▸ ABOUT THIS TASK
Restate the entries below exactly, and keep all images out of the answer.

▸ GIVEN RECORDS

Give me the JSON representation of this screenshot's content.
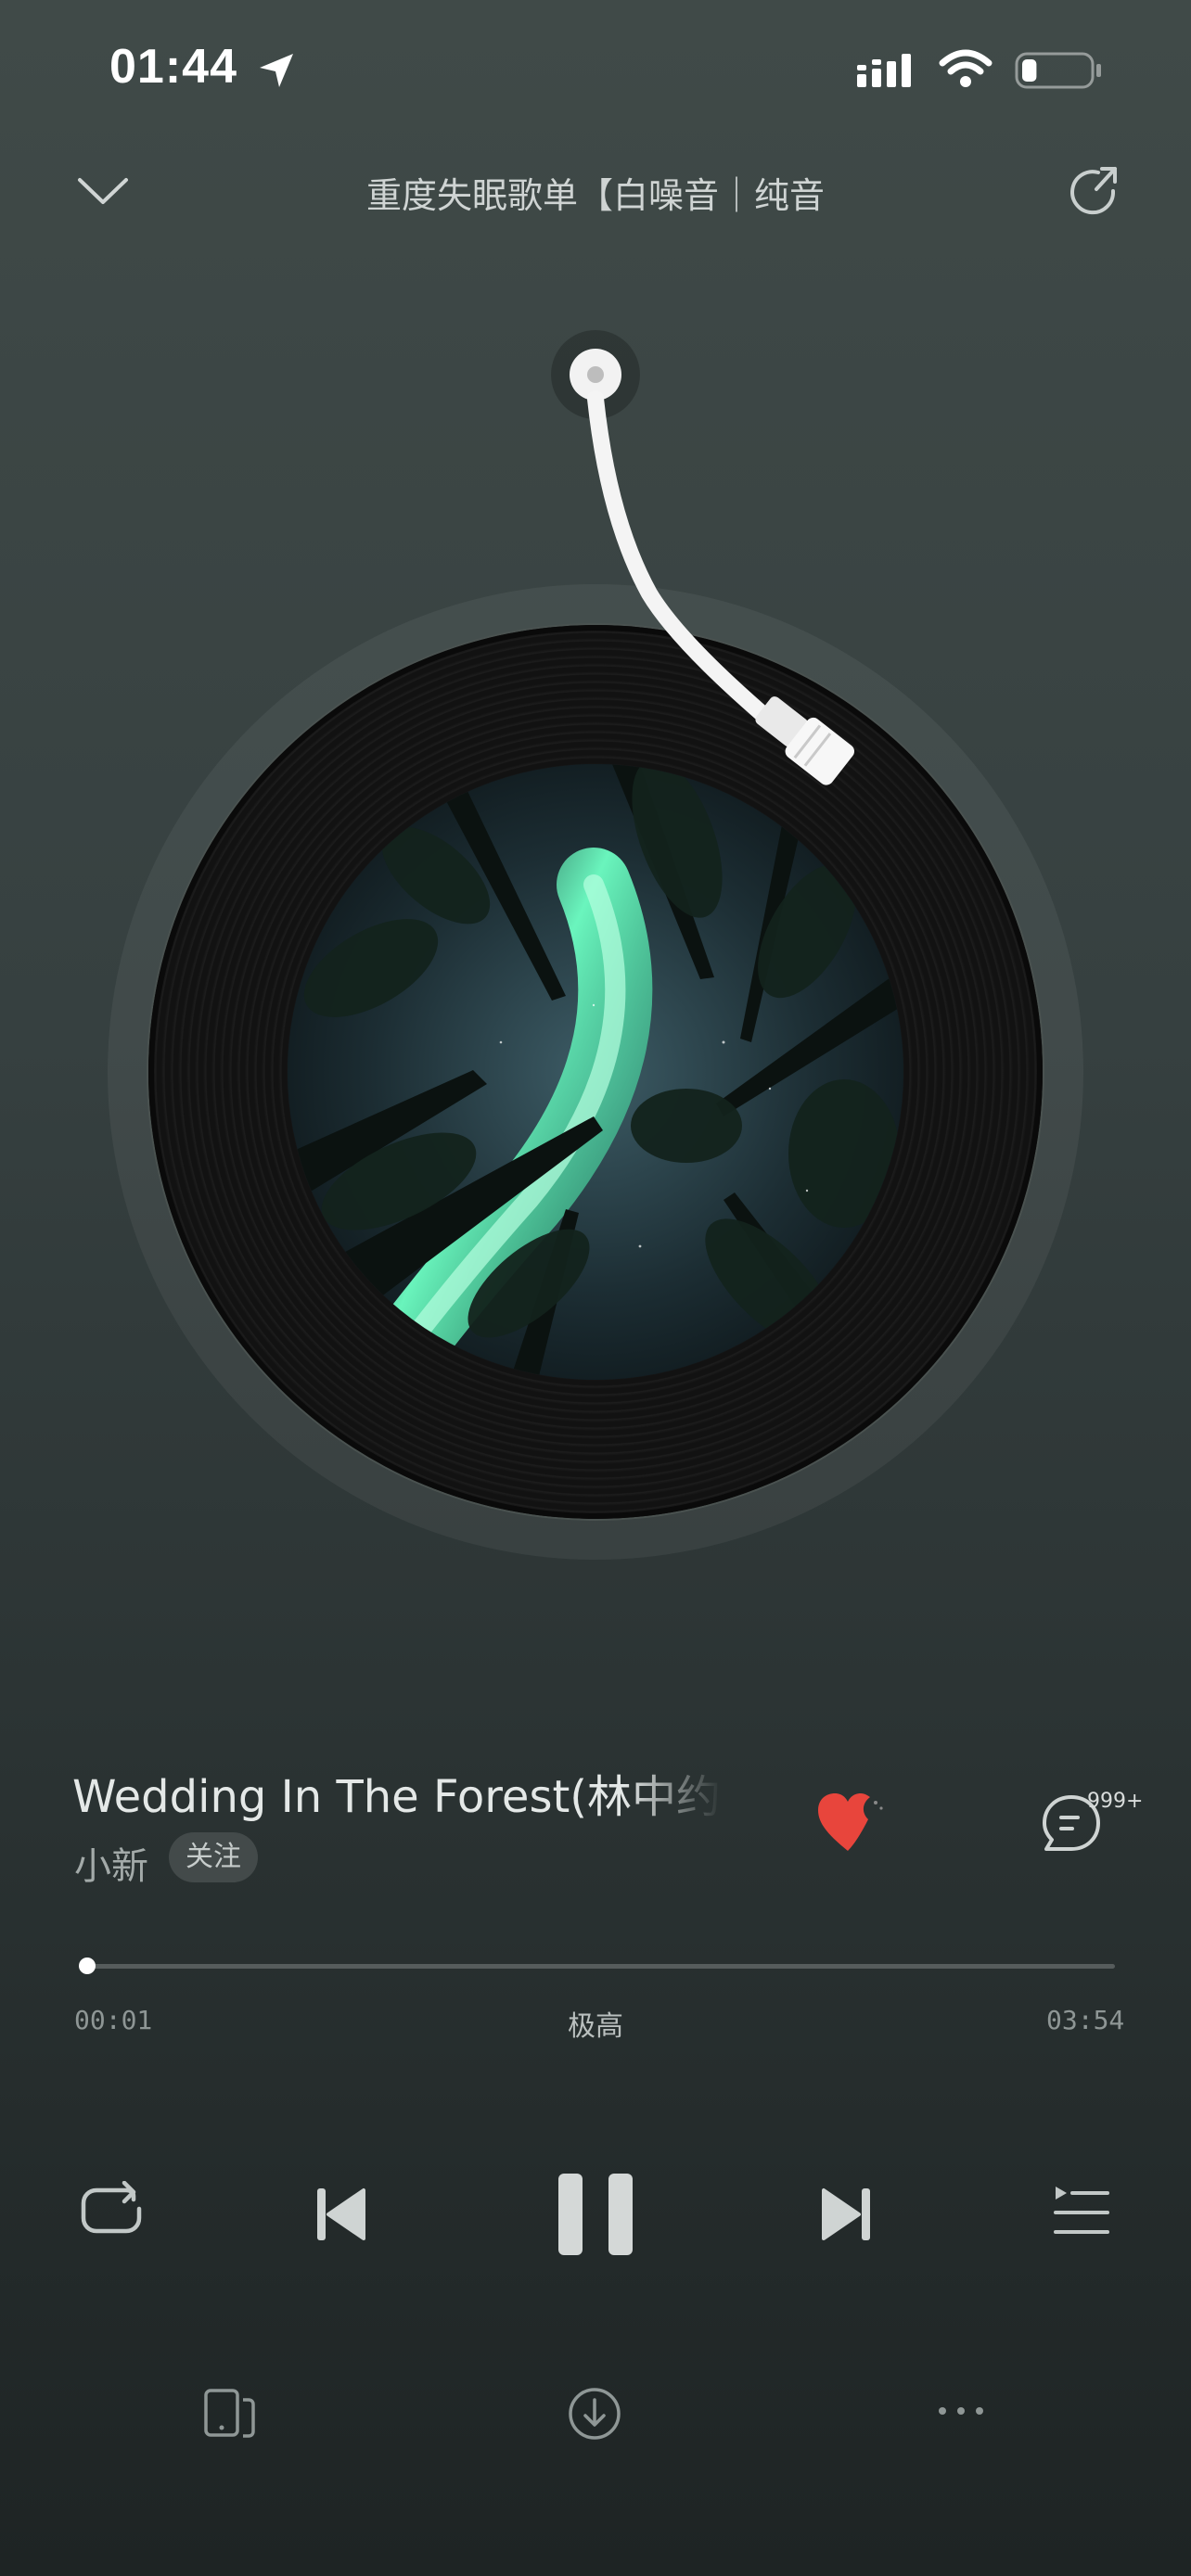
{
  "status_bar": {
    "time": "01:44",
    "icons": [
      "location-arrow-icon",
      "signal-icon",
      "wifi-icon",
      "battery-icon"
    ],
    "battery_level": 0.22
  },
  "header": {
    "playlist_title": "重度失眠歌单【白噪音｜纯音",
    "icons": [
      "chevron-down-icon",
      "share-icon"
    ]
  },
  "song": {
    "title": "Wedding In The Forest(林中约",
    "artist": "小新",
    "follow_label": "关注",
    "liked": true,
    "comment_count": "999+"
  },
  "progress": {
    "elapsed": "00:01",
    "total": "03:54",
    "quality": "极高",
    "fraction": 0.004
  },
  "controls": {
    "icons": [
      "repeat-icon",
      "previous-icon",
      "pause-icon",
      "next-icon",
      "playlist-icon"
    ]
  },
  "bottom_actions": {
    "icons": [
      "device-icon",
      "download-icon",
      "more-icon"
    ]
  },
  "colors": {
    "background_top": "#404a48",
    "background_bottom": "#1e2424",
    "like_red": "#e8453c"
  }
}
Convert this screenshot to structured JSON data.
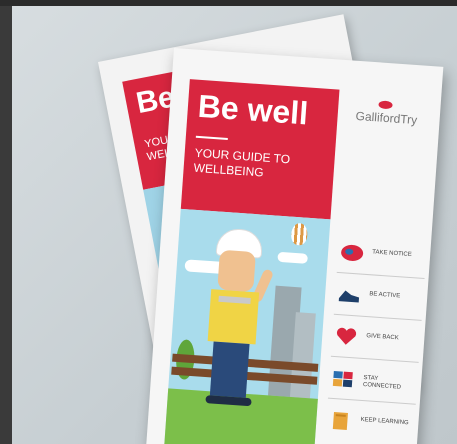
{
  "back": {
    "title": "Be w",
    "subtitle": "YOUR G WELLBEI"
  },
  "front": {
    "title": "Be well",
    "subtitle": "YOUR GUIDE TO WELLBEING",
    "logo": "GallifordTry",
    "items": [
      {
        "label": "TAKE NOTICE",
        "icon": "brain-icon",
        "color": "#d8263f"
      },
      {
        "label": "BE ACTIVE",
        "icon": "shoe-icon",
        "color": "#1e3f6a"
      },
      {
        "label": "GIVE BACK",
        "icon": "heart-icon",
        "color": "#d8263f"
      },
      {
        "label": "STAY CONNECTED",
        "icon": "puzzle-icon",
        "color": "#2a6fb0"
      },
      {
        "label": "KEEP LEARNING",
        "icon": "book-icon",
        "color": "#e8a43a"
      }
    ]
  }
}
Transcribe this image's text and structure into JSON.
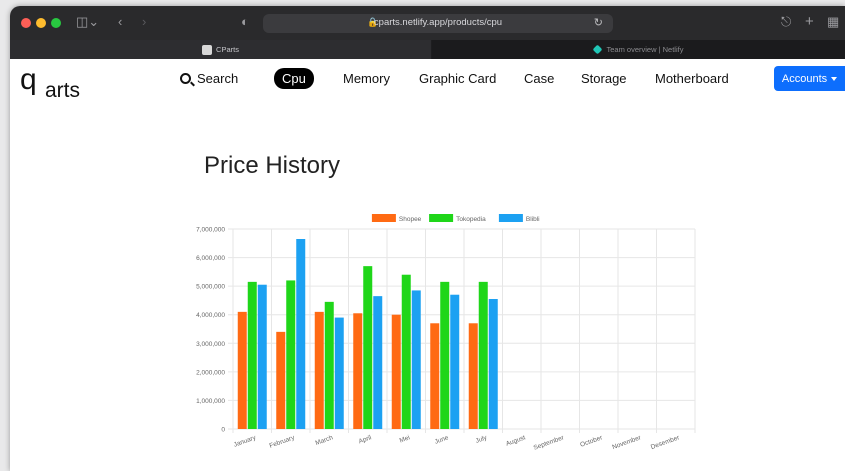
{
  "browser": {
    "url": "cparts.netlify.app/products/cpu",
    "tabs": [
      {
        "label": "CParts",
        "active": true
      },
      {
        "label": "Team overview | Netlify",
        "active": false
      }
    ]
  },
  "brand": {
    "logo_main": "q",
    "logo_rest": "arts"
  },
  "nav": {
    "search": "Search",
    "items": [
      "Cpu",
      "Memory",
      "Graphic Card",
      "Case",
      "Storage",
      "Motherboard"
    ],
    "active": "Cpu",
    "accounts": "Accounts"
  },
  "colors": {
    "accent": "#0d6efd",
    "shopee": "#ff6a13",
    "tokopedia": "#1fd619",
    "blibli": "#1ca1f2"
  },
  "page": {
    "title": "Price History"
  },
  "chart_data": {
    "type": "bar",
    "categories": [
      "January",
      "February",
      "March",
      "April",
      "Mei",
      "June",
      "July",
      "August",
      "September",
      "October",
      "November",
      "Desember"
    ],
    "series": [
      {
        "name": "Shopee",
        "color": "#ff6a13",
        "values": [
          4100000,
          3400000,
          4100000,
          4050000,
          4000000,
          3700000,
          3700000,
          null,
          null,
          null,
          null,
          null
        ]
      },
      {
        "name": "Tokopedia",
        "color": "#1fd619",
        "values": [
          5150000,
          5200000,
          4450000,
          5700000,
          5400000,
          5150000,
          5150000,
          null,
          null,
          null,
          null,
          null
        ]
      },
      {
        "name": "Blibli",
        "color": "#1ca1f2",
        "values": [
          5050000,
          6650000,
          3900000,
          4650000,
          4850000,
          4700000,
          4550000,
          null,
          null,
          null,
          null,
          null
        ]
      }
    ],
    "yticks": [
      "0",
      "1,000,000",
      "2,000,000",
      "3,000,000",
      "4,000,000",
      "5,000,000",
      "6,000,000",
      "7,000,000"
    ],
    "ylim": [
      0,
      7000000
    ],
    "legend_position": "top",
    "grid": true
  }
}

▸ TASK SOLUTION
Give me the JSON representation of this screenshot's content.
{
  "status_bar": {
    "time": "01:44",
    "icons": [
      "location-arrow-icon",
      "signal-icon",
      "wifi-icon",
      "battery-icon"
    ],
    "battery_level": 0.22
  },
  "header": {
    "playlist_title": "重度失眠歌单【白噪音｜纯音",
    "icons": [
      "chevron-down-icon",
      "share-icon"
    ]
  },
  "song": {
    "title": "Wedding In The Forest(林中约",
    "artist": "小新",
    "follow_label": "关注",
    "liked": true,
    "comment_count": "999+"
  },
  "progress": {
    "elapsed": "00:01",
    "total": "03:54",
    "quality": "极高",
    "fraction": 0.004
  },
  "controls": {
    "icons": [
      "repeat-icon",
      "previous-icon",
      "pause-icon",
      "next-icon",
      "playlist-icon"
    ]
  },
  "bottom_actions": {
    "icons": [
      "device-icon",
      "download-icon",
      "more-icon"
    ]
  },
  "colors": {
    "background_top": "#404a48",
    "background_bottom": "#1e2424",
    "like_red": "#e8453c"
  }
}
Convert this screenshot to structured JSON data.
{
  "back": {
    "title": "Be w",
    "subtitle": "YOUR G WELLBEI"
  },
  "front": {
    "title": "Be well",
    "subtitle": "YOUR GUIDE TO WELLBEING",
    "logo": "GallifordTry",
    "items": [
      {
        "label": "TAKE NOTICE",
        "icon": "brain-icon",
        "color": "#d8263f"
      },
      {
        "label": "BE ACTIVE",
        "icon": "shoe-icon",
        "color": "#1e3f6a"
      },
      {
        "label": "GIVE BACK",
        "icon": "heart-icon",
        "color": "#d8263f"
      },
      {
        "label": "STAY CONNECTED",
        "icon": "puzzle-icon",
        "color": "#2a6fb0"
      },
      {
        "label": "KEEP LEARNING",
        "icon": "book-icon",
        "color": "#e8a43a"
      }
    ]
  }
}
Transcribe this image's text and structure into JSON.
{
  "browser": {
    "url": "cparts.netlify.app/products/cpu",
    "tabs": [
      {
        "label": "CParts",
        "active": true
      },
      {
        "label": "Team overview | Netlify",
        "active": false
      }
    ]
  },
  "brand": {
    "logo_main": "q",
    "logo_rest": "arts"
  },
  "nav": {
    "search": "Search",
    "items": [
      "Cpu",
      "Memory",
      "Graphic Card",
      "Case",
      "Storage",
      "Motherboard"
    ],
    "active": "Cpu",
    "accounts": "Accounts"
  },
  "colors": {
    "accent": "#0d6efd",
    "shopee": "#ff6a13",
    "tokopedia": "#1fd619",
    "blibli": "#1ca1f2"
  },
  "page": {
    "title": "Price History"
  },
  "chart_data": {
    "type": "bar",
    "categories": [
      "January",
      "February",
      "March",
      "April",
      "Mei",
      "June",
      "July",
      "August",
      "September",
      "October",
      "November",
      "Desember"
    ],
    "series": [
      {
        "name": "Shopee",
        "color": "#ff6a13",
        "values": [
          4100000,
          3400000,
          4100000,
          4050000,
          4000000,
          3700000,
          3700000,
          null,
          null,
          null,
          null,
          null
        ]
      },
      {
        "name": "Tokopedia",
        "color": "#1fd619",
        "values": [
          5150000,
          5200000,
          4450000,
          5700000,
          5400000,
          5150000,
          5150000,
          null,
          null,
          null,
          null,
          null
        ]
      },
      {
        "name": "Blibli",
        "color": "#1ca1f2",
        "values": [
          5050000,
          6650000,
          3900000,
          4650000,
          4850000,
          4700000,
          4550000,
          null,
          null,
          null,
          null,
          null
        ]
      }
    ],
    "yticks": [
      "0",
      "1,000,000",
      "2,000,000",
      "3,000,000",
      "4,000,000",
      "5,000,000",
      "6,000,000",
      "7,000,000"
    ],
    "ylim": [
      0,
      7000000
    ],
    "legend_position": "top",
    "grid": true
  }
}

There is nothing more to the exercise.